As you see this method just returns the value of the number from our Token.

I told you this is gonna be simple :)

OK lets now see the main method of the Parser that uses the methods explained above:

        public int Parse()
        {
            var result = 0;
            while (_tokens.MoveNext())
            {
                result = ParseExpression();

                if (_tokens.MoveNext())
                {
                    if (_tokens.Current is OperatorToken)
                    {
                        var op = _tokens.Current;

                        var secondNumber = Parse();
                        if (op is PlusToken)
                        {
                            return result + secondNumber;
                        }
                        if (op is MinusToken)
                            return result - secondNumber;

                        throw new Exception("Unsupported operator: " + op);

                    }
                    throw new Exception("Expecting operator after expression, but got " + _tokens.Current);
                }
            }

            return result;
        }

This is where it all happens, the Parse method calls ParseExpression to get first Expression, and then – if there are more tokens and first one is OperatorToken, we call recursively again Parse and therefore parse next expression and get its result, and then we do the operation based on the Operator, and then inside of that call if needed we call Parse again recursively, and then the next one, and way we go down the rabbit hole…

I told you this was fun :)

Tests

Whole solution is built with Test-First because the idea of Parsers and Tokenizers fit very well with unit testing. If you are interested in this check out the project PlusMinusParser.Tests where there are tests for both the Tokenizer and the Parser.
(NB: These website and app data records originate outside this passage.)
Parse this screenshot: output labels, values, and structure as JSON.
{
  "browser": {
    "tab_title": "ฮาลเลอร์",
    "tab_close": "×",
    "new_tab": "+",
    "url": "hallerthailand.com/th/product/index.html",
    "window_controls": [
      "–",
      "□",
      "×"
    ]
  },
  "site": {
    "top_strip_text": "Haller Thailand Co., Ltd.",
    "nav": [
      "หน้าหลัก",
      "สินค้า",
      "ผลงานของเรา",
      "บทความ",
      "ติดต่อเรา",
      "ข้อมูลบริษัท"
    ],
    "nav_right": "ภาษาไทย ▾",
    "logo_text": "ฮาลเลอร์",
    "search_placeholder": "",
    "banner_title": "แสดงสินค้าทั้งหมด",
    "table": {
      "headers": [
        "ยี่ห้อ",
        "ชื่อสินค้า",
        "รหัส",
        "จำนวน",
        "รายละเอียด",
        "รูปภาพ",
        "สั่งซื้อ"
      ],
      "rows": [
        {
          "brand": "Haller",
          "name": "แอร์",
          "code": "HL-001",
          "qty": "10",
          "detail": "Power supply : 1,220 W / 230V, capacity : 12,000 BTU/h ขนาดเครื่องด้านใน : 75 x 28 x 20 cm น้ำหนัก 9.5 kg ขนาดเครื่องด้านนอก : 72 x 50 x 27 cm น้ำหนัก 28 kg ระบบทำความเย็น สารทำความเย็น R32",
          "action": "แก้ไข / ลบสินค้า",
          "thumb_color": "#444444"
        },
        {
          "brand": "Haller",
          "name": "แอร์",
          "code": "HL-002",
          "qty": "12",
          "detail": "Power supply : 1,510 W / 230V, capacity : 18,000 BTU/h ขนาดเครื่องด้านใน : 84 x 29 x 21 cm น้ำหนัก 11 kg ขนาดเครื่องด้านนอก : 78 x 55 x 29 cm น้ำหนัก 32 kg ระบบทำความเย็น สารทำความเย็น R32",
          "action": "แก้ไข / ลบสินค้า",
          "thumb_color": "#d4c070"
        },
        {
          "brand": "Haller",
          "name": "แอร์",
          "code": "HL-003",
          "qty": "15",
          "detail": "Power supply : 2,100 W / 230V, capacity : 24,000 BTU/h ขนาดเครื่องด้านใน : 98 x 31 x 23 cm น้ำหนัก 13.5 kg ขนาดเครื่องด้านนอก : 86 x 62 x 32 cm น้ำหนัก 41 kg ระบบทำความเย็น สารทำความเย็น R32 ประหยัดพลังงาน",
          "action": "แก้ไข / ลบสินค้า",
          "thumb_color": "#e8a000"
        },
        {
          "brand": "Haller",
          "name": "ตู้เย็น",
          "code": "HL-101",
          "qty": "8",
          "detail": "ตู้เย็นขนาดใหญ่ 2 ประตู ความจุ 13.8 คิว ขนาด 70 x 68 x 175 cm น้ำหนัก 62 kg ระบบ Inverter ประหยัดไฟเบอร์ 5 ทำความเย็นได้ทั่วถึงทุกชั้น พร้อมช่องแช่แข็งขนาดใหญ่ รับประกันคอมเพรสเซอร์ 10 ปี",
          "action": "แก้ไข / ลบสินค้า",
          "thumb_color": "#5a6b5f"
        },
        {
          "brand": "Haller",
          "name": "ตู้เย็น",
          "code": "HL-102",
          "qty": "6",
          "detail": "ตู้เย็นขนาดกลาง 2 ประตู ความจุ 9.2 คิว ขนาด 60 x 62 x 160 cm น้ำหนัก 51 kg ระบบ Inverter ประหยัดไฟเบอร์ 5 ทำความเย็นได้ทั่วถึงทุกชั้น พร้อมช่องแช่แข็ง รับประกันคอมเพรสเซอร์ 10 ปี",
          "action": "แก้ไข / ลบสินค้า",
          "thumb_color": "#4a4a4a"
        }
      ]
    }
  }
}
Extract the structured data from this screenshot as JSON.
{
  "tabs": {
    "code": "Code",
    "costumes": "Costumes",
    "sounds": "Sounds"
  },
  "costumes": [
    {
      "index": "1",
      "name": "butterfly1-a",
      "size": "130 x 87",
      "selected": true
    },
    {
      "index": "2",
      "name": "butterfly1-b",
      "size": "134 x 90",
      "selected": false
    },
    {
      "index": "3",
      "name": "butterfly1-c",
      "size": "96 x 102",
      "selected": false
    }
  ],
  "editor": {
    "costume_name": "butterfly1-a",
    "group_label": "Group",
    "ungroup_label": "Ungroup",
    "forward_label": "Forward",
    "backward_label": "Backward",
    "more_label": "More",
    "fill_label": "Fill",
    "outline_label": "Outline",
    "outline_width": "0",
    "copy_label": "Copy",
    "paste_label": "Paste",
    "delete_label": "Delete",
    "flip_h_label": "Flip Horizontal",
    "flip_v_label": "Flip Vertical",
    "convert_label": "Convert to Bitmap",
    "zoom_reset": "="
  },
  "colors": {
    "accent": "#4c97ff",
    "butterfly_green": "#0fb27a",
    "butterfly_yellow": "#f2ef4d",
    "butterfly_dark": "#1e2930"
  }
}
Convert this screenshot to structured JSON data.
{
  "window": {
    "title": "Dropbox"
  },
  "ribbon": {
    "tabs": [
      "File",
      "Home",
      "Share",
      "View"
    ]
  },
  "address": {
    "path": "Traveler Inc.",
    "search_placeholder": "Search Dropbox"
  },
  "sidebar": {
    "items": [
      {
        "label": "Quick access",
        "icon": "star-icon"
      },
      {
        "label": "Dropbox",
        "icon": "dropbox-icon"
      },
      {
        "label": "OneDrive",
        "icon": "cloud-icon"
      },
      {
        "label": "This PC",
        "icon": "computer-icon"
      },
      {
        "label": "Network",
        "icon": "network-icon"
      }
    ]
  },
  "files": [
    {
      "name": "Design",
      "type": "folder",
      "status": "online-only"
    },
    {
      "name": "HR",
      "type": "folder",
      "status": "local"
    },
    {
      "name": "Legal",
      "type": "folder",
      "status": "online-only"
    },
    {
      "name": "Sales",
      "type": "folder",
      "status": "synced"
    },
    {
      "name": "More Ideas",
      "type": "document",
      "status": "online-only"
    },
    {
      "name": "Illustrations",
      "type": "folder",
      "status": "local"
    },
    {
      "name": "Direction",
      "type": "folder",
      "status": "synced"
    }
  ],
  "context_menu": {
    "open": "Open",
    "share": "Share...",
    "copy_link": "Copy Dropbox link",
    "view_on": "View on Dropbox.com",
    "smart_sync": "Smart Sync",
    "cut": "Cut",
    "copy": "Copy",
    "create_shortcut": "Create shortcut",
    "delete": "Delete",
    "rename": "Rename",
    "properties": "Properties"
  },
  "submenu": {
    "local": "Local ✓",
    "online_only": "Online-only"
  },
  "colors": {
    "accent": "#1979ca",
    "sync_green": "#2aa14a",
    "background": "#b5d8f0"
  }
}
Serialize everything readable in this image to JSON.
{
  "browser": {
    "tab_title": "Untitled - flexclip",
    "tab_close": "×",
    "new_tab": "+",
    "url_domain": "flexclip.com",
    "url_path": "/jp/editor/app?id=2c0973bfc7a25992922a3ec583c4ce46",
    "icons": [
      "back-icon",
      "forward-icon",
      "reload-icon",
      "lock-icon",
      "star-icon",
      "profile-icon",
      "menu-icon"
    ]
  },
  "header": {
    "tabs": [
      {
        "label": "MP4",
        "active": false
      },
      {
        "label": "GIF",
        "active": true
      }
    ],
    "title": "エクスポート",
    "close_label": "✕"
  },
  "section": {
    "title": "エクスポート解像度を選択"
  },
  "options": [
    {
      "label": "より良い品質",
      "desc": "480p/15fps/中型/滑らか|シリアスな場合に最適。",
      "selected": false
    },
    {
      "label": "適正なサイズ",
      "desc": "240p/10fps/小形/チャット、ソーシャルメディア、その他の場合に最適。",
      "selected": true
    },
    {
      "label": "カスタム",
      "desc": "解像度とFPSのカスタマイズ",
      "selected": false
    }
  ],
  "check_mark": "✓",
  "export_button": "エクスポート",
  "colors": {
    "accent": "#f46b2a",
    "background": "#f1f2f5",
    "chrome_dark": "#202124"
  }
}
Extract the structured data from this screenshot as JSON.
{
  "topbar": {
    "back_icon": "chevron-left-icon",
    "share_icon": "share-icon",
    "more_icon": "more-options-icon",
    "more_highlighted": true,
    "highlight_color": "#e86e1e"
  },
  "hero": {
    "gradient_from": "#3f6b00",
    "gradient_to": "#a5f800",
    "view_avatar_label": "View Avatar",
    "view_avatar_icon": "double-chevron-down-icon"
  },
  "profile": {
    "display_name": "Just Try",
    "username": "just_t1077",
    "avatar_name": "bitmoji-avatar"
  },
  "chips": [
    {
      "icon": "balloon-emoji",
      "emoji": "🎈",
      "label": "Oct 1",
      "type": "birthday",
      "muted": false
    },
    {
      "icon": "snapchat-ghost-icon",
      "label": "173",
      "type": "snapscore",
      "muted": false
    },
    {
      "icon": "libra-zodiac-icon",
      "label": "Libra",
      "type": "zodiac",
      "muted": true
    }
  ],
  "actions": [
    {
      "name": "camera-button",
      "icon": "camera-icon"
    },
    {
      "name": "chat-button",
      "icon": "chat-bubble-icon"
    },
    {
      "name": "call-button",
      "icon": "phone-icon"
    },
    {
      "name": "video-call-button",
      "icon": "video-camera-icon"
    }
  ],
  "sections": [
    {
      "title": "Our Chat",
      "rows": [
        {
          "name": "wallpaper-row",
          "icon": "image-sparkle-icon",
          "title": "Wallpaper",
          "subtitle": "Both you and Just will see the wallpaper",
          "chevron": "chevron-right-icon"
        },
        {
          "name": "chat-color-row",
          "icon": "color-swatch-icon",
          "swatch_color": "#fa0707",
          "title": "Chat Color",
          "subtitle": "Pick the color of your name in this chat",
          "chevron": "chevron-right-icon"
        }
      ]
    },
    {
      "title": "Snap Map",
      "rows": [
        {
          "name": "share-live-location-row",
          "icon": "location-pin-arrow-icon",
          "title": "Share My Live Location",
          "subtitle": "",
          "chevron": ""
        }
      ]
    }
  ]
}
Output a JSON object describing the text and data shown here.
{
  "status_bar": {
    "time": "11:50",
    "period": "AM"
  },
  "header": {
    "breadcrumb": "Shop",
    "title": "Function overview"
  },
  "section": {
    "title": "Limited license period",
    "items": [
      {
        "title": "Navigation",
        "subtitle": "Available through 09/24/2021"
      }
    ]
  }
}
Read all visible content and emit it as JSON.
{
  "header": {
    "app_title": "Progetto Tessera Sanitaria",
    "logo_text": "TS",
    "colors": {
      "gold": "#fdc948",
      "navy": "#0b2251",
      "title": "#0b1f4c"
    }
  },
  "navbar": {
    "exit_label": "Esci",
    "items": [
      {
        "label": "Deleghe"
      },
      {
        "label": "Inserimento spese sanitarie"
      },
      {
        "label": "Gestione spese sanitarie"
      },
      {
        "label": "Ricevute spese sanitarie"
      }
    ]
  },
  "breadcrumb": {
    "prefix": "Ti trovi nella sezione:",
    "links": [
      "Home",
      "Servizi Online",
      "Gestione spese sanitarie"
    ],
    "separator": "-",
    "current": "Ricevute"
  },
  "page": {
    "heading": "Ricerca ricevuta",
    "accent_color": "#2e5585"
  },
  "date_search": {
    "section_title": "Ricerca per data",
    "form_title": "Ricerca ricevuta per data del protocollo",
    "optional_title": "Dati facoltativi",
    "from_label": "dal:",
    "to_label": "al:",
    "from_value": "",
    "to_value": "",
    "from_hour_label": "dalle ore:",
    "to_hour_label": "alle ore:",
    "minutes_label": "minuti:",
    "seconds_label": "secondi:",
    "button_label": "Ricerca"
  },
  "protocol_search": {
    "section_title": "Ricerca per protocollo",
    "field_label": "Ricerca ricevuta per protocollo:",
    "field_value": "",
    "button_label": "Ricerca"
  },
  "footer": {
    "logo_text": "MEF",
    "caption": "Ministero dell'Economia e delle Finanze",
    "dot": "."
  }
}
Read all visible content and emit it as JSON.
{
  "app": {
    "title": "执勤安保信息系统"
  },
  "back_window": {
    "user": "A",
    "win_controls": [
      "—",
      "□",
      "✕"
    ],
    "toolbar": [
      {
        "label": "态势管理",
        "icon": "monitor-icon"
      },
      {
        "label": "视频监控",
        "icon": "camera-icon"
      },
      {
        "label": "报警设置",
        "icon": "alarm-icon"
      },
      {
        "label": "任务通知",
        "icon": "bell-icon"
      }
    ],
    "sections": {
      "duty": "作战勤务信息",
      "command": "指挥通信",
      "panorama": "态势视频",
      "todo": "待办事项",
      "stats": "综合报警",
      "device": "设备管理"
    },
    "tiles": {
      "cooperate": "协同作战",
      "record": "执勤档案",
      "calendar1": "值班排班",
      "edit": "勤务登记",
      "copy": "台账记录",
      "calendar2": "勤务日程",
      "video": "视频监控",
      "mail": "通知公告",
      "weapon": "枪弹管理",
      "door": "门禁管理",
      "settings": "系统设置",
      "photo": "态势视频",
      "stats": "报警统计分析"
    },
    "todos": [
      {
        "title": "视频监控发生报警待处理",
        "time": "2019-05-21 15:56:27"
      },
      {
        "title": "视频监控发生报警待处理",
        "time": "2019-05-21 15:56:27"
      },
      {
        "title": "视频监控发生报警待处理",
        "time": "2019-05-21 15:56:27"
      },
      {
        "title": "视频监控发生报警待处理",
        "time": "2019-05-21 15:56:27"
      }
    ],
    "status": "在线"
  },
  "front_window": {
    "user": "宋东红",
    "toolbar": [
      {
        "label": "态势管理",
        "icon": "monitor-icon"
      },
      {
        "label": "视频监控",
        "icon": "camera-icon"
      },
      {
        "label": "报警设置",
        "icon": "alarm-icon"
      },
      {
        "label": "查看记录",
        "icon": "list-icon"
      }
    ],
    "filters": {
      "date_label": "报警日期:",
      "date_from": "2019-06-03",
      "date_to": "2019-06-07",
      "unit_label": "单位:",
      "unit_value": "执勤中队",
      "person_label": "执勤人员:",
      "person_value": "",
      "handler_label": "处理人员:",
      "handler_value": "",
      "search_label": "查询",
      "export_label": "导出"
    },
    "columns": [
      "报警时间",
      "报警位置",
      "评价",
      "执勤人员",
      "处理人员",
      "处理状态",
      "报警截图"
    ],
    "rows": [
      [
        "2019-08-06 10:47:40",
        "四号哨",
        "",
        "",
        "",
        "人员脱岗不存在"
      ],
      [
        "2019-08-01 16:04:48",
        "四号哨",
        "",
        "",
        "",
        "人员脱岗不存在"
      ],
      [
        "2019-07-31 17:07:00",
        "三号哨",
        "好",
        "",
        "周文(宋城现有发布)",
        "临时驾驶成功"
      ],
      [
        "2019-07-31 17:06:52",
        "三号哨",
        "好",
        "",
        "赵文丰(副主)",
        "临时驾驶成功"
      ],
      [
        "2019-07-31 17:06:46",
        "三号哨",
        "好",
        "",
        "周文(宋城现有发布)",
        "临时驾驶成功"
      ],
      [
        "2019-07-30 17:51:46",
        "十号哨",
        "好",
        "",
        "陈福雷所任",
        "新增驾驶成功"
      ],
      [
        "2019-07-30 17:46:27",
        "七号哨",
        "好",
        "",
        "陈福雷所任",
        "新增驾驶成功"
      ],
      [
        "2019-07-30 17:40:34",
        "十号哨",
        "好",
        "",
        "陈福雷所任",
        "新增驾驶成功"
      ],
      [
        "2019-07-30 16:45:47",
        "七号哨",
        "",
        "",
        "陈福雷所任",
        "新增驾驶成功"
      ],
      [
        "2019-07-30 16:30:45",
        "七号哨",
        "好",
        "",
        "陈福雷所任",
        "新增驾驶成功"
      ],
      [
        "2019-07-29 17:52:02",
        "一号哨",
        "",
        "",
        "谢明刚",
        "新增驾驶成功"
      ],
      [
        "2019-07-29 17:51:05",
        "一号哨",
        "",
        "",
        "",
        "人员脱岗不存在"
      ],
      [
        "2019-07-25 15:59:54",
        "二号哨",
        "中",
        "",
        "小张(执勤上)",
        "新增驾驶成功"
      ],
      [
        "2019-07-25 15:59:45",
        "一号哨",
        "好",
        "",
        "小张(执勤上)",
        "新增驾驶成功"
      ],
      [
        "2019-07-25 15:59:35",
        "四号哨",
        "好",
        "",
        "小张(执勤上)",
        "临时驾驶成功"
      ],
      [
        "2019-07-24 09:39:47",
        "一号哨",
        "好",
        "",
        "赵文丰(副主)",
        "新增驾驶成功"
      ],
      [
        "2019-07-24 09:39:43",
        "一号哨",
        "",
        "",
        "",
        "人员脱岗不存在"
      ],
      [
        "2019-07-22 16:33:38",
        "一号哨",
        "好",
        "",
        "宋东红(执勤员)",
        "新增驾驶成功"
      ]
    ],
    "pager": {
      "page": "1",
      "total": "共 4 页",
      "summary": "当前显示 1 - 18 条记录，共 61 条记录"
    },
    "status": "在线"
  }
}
All of them pass an input expressions and expect certain results – integer as solution of the expression (for Parser) or list of Tokens (for Tokenizer).

Here are some tests for Parser (Note that im using NUnit’s TestCase attribute):

    [TestFixture]
    public class PlusMinusParserUnitTests
    {
        [TestCase("1", ExpectedResult = 1)]
        [TestCase("2", ExpectedResult = 2)]
        [TestCase("1+1", ExpectedResult = 2)]
        [TestCase("1+1+1", ExpectedResult = 3)]
        [TestCase("1-1", ExpectedResult = 0)]
        [TestCase("0-0", ExpectedResult = 0)]
        [TestCase("0-1", ExpectedResult = -1)]
        [TestCase("1+2+3+4+5+6", ExpectedResult = 21)]
        [TestCase("100-100", ExpectedResult = 0)]
        [TestCase("100-100+1", ExpectedResult = 1)]
        [TestCase("100-100+100", ExpectedResult = 100)]
        [TestCase("1 2", ExpectedException = typeof(Exception))]
        [TestCase("+", ExpectedException = typeof(Exception))]
        [TestCase("++", ExpectedException = typeof(Exception))]
        [TestCase("--", ExpectedException = typeof(Exception))]
        [TestCase("+-", ExpectedException = typeof(Exception))]
        [TestCase("-+", ExpectedException = typeof(Exception))]
        [TestCase("-", ExpectedException = typeof(Exception))]
        [TestCase("1-1 2", ExpectedException = typeof(Exception))]
        [TestCase("10-100", ExpectedResult = -90)]
        public int CanParseExpressions(string expression)
        {
            var tokens = new PlusMinusTokenizer().Scan(expression);
            var parser = new PlusMinusParser(tokens);
            var res = parser.Parse();
            return res;
        }

Where next?

Well now that we have a solid basic understanding on how to build simple parsers, we can go wild and invent different grammars and build parsers for them. Having this in your tool-belt can be very handy when you encounter tasks that need to parse text.

In one of the next posts i will implement some more complex parsers so stay tuned…

If you want to see the full source code check out my PlusMinusParser repository on GitHub.